The Quickest Way to Teach Your Dog to Come When Called
It’s Imperative for You to Teach Your Dog to Come When Called
And there are many ways that you can do so.
But, my favorite way to teach my dog to come when called is by playing “hide and seek”.
However, I understand that many people can’t find the time or another person to help them. For them I would say… TRY HARDER. 😉
Single-handedly, this, and restraint (someone holding your dog away from you when you call him), is THE BEST way to teach your dog to come when called.
Simply put, it is fun!!!
And, fun games make for reliable behaviors!
However, we need a multitude of ways to teach our dogs to come to us, whether it be formal obedience style or just functional style.
So, what is the quickest way to teach your dog to come when called?
I think the quickest way (minus the aforementioned style), is teaching them when they are on leash and you are working on leash training and obedience.
Let’s be clear, if you have absolutely NO leash manners, you can’t expect your dog to listen to any other command. He is simply out walking and pulling and yanking and sputtering to fulfill his own needs and do what he wants.
This, by the way, is not a great way to work with a dog.
Dogs should learn leash manners and learn to listen to their human while they are on leash.
It isn’t easy, but it is worth it. If you need help, read this and ALL of the highlighted articles within, because leash manners is one of the most difficult things you can ask your dog to perform.
From here, we can learn to back up and call them!
So while I am walking down the road with my dog (with possibly no destination in mind), I simply run backwards and call my dog to come.
Why would I do that?
Sounds crazy right?
I mean, he is right there on leash next to me, and I don’t NEED him to come!
But that is the kind of consistency that he needs.
Also, that is the kind of positivity he needs.
There is literally no conflict when you walk backwards and call him to come (unless you do it in a very distracting environment).
He simply turns around and comes and sits in front of you.
You also have control!
Volume creates habit.
And, when that volume is also accompanied by reward and positivity, you are building a bridge of happiness.
You are creating a habit.
Come = GREAT THINGS!
This increases your chance that even if your dog is accidentally off leash, he will still listen!
Do it often!
Make it fun!
And, never make it’s meaning change to something negative.
Also, never think “My dog has got this…. We can stop this training and move on to something else.”
I don’t care if my puppy is 8 weeks or 15 years old, his recall is the most important thing in his and my life.
And, literally all it takes is a few minutes of fun a day to build the bridge that helps him to remember how fun the “come” command is!
So, you’d better get started!
I have been a professional dog trainer and pet sitter for over 20 years.

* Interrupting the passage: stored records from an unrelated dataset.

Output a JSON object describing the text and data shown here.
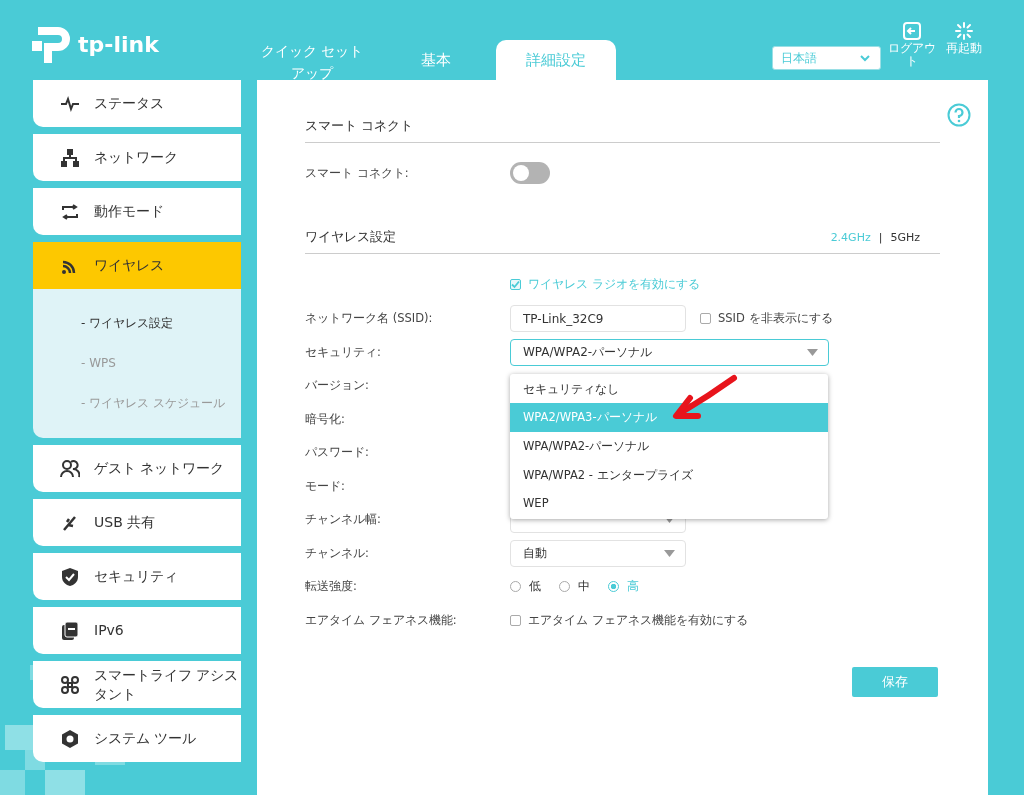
{
  "header": {
    "logo": "tp-link",
    "tabs": [
      {
        "label": "クイック セットアップ",
        "selected": false
      },
      {
        "label": "基本",
        "selected": false
      },
      {
        "label": "詳細設定",
        "selected": true
      }
    ],
    "language": {
      "value": "日本語"
    },
    "actions": [
      {
        "label": "ログアウト"
      },
      {
        "label": "再起動"
      }
    ]
  },
  "sidebar": {
    "items": [
      {
        "label": "ステータス",
        "selected": false
      },
      {
        "label": "ネットワーク",
        "selected": false
      },
      {
        "label": "動作モード",
        "selected": false
      },
      {
        "label": "ワイヤレス",
        "selected": true,
        "expanded": true,
        "children": [
          {
            "label": "- ワイヤレス設定",
            "selected": true
          },
          {
            "label": "- WPS",
            "selected": false
          },
          {
            "label": "- ワイヤレス スケジュール",
            "selected": false
          }
        ]
      },
      {
        "label": "ゲスト ネットワーク",
        "selected": false
      },
      {
        "label": "USB 共有",
        "selected": false
      },
      {
        "label": "セキュリティ",
        "selected": false
      },
      {
        "label": "IPv6",
        "selected": false
      },
      {
        "label": "スマートライフ アシスタント",
        "selected": false
      },
      {
        "label": "システム ツール",
        "selected": false
      }
    ]
  },
  "smart_connect": {
    "title": "スマート コネクト",
    "label": "スマート コネクト:",
    "on": false
  },
  "wireless": {
    "title": "ワイヤレス設定",
    "bands": [
      {
        "label": "2.4GHz",
        "selected": true
      },
      {
        "label": "5GHz",
        "selected": false
      }
    ],
    "band_separator": "|",
    "radio_enabled": {
      "label": "ワイヤレス ラジオを有効にする",
      "checked": true
    },
    "fields": [
      {
        "kind": "text",
        "label": "ネットワーク名 (SSID):",
        "value": "TP-Link_32C9",
        "option": {
          "label": "SSID を非表示にする",
          "checked": false
        }
      },
      {
        "kind": "select",
        "label": "セキュリティ:",
        "value": "WPA/WPA2-パーソナル",
        "wide": true,
        "open": true
      },
      {
        "kind": "label",
        "label": "バージョン:"
      },
      {
        "kind": "label",
        "label": "暗号化:"
      },
      {
        "kind": "label",
        "label": "パスワード:"
      },
      {
        "kind": "label",
        "label": "モード:"
      },
      {
        "kind": "select",
        "label": "チャンネル幅:",
        "wide": false,
        "open": false
      },
      {
        "kind": "select",
        "label": "チャンネル:",
        "value": "自動",
        "wide": false,
        "open": false
      },
      {
        "kind": "radio",
        "label": "転送強度:",
        "options": [
          {
            "label": "低",
            "selected": false
          },
          {
            "label": "中",
            "selected": false
          },
          {
            "label": "高",
            "selected": true
          }
        ]
      },
      {
        "kind": "checkbox",
        "label": "エアタイム フェアネス機能:",
        "option": {
          "label": "エアタイム フェアネス機能を有効にする",
          "checked": false
        }
      }
    ],
    "dropdown": {
      "options": [
        {
          "label": "セキュリティなし",
          "selected": false
        },
        {
          "label": "WPA2/WPA3-パーソナル",
          "selected": true
        },
        {
          "label": "WPA/WPA2-パーソナル",
          "selected": false
        },
        {
          "label": "WPA/WPA2 - エンタープライズ",
          "selected": false
        },
        {
          "label": "WEP",
          "selected": false
        }
      ]
    }
  },
  "save_button": "保存"
}
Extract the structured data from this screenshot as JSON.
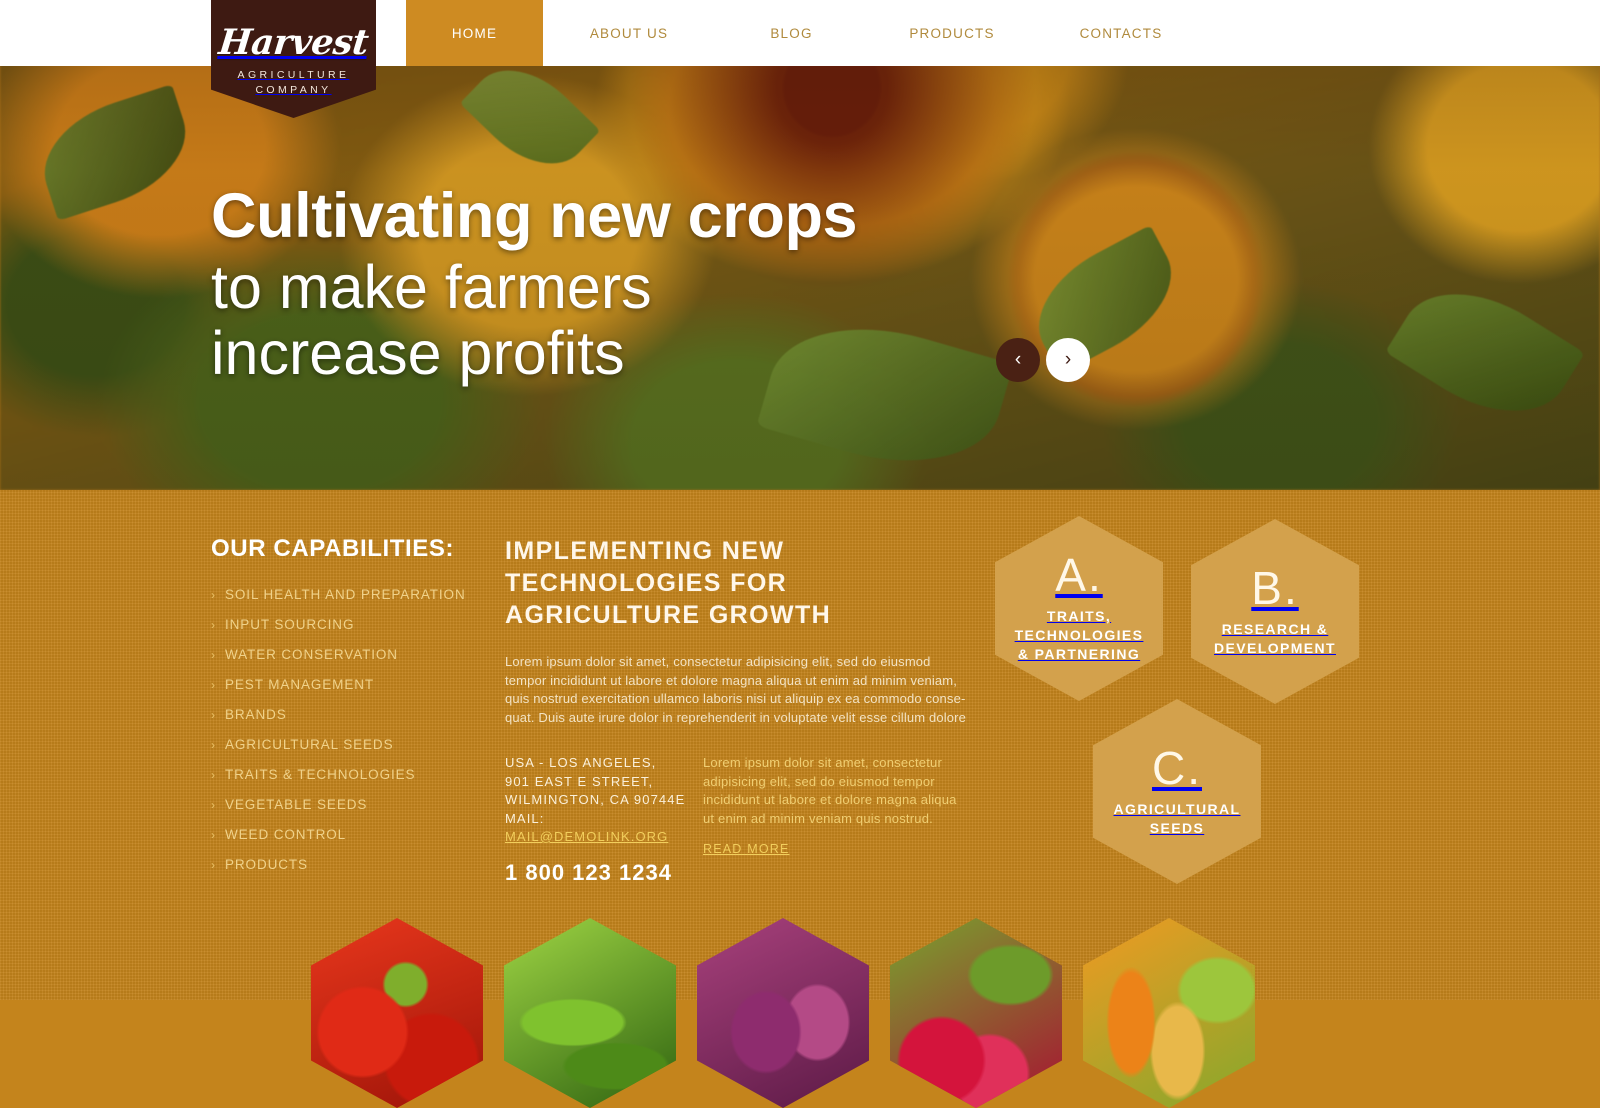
{
  "logo": {
    "word": "Harvest",
    "sub1": "AGRICULTURE",
    "sub2": "COMPANY"
  },
  "nav": {
    "items": [
      {
        "label": "HOME",
        "active": true
      },
      {
        "label": "ABOUT US",
        "active": false
      },
      {
        "label": "BLOG",
        "active": false
      },
      {
        "label": "PRODUCTS",
        "active": false
      },
      {
        "label": "CONTACTS",
        "active": false
      }
    ]
  },
  "hero": {
    "line1": "Cultivating new crops",
    "line2": "to make farmers",
    "line3": "increase profits",
    "prev_icon": "‹",
    "next_icon": "›"
  },
  "capabilities": {
    "title": "OUR CAPABILITIES:",
    "marker": "›",
    "items": [
      "SOIL HEALTH AND PREPARATION",
      "INPUT SOURCING",
      "WATER CONSERVATION",
      "PEST MANAGEMENT",
      "BRANDS",
      "AGRICULTURAL SEEDS",
      "TRAITS & TECHNOLOGIES",
      "VEGETABLE SEEDS",
      "WEED CONTROL",
      "PRODUCTS"
    ]
  },
  "article": {
    "title": "IMPLEMENTING NEW TECHNOLOGIES FOR AGRICULTURE GROWTH",
    "body": "Lorem ipsum dolor sit amet, consectetur adipisicing elit, sed do eiusmod tempor incididunt ut labore et dolore magna aliqua ut enim ad minim veniam, quis nostrud exercitation ullamco laboris nisi ut aliquip ex ea commodo conse-quat. Duis aute irure dolor in reprehenderit in voluptate velit esse cillum dolore",
    "address": {
      "line1": "USA - LOS ANGELES,",
      "line2": "901 EAST E STREET,",
      "line3": "WILMINGTON, CA 90744E",
      "line4": "MAIL:",
      "mail": "MAIL@DEMOLINK.ORG",
      "phone": "1 800 123 1234"
    },
    "side": {
      "body": "Lorem ipsum dolor sit amet, consectetur adipisicing elit, sed do eiusmod tempor incididunt ut labore et dolore magna aliqua ut enim ad minim veniam quis nostrud.",
      "read_more": "READ MORE"
    }
  },
  "features": [
    {
      "letter": "A.",
      "caption": "TRAITS, TECHNOLOGIES & PARTNERING"
    },
    {
      "letter": "B.",
      "caption": "RESEARCH & DEVELOPMENT"
    },
    {
      "letter": "C.",
      "caption": "AGRICULTURAL SEEDS"
    }
  ],
  "produce": [
    {
      "name": "tomatoes"
    },
    {
      "name": "cucumbers"
    },
    {
      "name": "red-onions"
    },
    {
      "name": "radishes"
    },
    {
      "name": "carrots"
    }
  ],
  "colors": {
    "brand_dark": "#3E1A12",
    "accent_gold": "#CE8B22",
    "section_bg": "#C4841C",
    "hex_fill": "#D3A14C",
    "link_gold": "#F2CE5C"
  }
}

I am a Certified Professional Dog Trainer, through the international Certification Counsel of Professional Dog Trainers. I have trained and worked with police, Schutzhund and personal protection dogs. I trained Assistance Dogs in a men’s prison and ran my own nonprofit organization to take adult dogs from shelters and to train them to assist children and adults with disabilities, at no charge to my clients. My nonprofit organization and I were nominated for several awards of merit and even made the front page of the Denver Post. I was a veterinary technician for many years, where I learned about all aspects of health and preventative medicine. I have trained and worked with exotic animals and cheetahs. I introduced a temperament testing program in my local shelter and sat on the board of directors. I volunteered with my dog “Mr. Snitch” and helped local children learn to read. I have attained obedience titles and several blue ribbons. I am constantly in search of ways to continue my education and excellence when it comes to animals, their behavior and their health.